Students want personalized learning, mobile technology
An annual report reveals that student-owned mobile devices, including tablets, are on the rise.
More and more students own mobile devices, including tablets, and indicate a strong desire to use those personal learning tools in school to increase collaboration and access to resources, according to the annual Speak Up Survey, which is facilitated by Project Tomorrow.
This year’s survey, “Mapping a Personalized Learning Journey: K-12 Students and Parents Connect the Dots with Digital Learning,” explores how students want to take control of their learning and the tools they use to learn. It includes parent and administrator input on issues such as personal technology use in schools, online learning, and top technologies.
“Students, perhaps without realizing it, are already seeking out ways to personalize their learning,” according to the report. “Looking to address what they perceive as deficiencies in classroom experiences, students are turning to online classes to study topics that pique their intellectual curiosity, to message and discussion boards to explore new ideas about their world, or to online collaboration tools to share their expertise with other students they don’t even know. Students now expect in their learning lives the same types of personalized interactions that adults already experience in our everyday lives.”

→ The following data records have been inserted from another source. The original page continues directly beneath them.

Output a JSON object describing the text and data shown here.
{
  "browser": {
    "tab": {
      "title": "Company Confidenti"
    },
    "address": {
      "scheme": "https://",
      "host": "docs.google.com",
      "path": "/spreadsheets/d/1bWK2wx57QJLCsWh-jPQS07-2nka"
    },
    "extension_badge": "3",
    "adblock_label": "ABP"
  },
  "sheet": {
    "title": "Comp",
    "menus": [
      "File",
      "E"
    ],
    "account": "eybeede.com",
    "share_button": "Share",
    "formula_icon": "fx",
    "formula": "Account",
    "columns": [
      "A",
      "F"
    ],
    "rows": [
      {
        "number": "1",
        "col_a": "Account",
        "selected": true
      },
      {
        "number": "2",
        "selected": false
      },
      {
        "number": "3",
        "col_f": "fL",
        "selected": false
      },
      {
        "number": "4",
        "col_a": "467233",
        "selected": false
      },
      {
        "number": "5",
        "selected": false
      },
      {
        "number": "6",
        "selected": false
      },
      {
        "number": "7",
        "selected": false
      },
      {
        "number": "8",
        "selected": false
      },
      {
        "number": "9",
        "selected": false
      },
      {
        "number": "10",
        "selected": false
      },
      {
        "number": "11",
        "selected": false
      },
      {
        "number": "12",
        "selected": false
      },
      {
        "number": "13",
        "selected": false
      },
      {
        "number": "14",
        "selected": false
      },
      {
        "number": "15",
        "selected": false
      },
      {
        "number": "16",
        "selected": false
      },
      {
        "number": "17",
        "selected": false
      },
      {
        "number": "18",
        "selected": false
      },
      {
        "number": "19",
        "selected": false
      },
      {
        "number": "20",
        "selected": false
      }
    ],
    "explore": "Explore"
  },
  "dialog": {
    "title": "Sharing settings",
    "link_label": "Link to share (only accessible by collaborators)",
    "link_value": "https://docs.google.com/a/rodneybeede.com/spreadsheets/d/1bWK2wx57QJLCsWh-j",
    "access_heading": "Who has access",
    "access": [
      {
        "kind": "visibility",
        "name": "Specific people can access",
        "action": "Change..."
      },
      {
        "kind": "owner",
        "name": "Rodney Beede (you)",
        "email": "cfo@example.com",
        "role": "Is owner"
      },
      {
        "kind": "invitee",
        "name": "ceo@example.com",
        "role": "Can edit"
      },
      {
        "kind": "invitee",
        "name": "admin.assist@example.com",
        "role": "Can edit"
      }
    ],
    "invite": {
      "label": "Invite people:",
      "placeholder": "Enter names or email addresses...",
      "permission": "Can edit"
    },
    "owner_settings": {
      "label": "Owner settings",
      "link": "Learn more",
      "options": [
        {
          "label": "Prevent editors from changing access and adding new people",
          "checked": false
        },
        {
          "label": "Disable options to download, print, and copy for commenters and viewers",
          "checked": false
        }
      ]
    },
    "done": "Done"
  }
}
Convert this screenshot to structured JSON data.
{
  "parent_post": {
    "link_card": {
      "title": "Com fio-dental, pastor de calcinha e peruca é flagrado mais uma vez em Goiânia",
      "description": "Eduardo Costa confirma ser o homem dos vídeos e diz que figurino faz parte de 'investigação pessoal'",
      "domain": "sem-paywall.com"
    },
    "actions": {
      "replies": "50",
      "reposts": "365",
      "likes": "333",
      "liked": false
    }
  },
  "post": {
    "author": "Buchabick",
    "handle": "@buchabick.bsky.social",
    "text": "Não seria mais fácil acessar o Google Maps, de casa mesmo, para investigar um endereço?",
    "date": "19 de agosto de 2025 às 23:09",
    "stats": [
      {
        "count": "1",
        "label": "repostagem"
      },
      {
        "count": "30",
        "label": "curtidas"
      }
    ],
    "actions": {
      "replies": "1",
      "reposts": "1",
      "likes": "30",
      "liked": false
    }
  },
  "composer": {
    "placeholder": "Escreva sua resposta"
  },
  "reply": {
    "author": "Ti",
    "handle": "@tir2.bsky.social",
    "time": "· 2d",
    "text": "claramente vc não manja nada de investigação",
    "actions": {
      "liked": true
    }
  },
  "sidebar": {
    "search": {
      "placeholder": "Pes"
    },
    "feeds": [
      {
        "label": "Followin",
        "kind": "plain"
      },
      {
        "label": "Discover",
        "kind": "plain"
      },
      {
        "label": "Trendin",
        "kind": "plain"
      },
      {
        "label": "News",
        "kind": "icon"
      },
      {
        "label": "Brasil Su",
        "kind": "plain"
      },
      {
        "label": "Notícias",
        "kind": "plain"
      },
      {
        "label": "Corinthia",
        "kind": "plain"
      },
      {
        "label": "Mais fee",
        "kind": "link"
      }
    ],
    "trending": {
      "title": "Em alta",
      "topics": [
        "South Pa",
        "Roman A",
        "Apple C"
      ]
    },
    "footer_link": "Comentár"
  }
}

The report seeks to examine why technology has “not also penetrated our classrooms” in the same way it has affected students’ personal lives—and it suggests that, while slow in developing, a change might be on the horizon.
How are students using technology?
Personalized learning is on the rise, the report said. Outside of school:
- One in 10 high school students has tweeted about an academic topic that interested them.
- Forty-six percent of high school students have used Facebook as a collaborative learning tool.
- One in four students has used online videos to help with homework questions.
Students are using technology in school for a variety of reasons, including to create presentations and media, to play educational games, and to conduct virtual experiments.
High school students use technology to create presentations and media (almost 70 percent) and use social media for collaboration (almost 50 percent).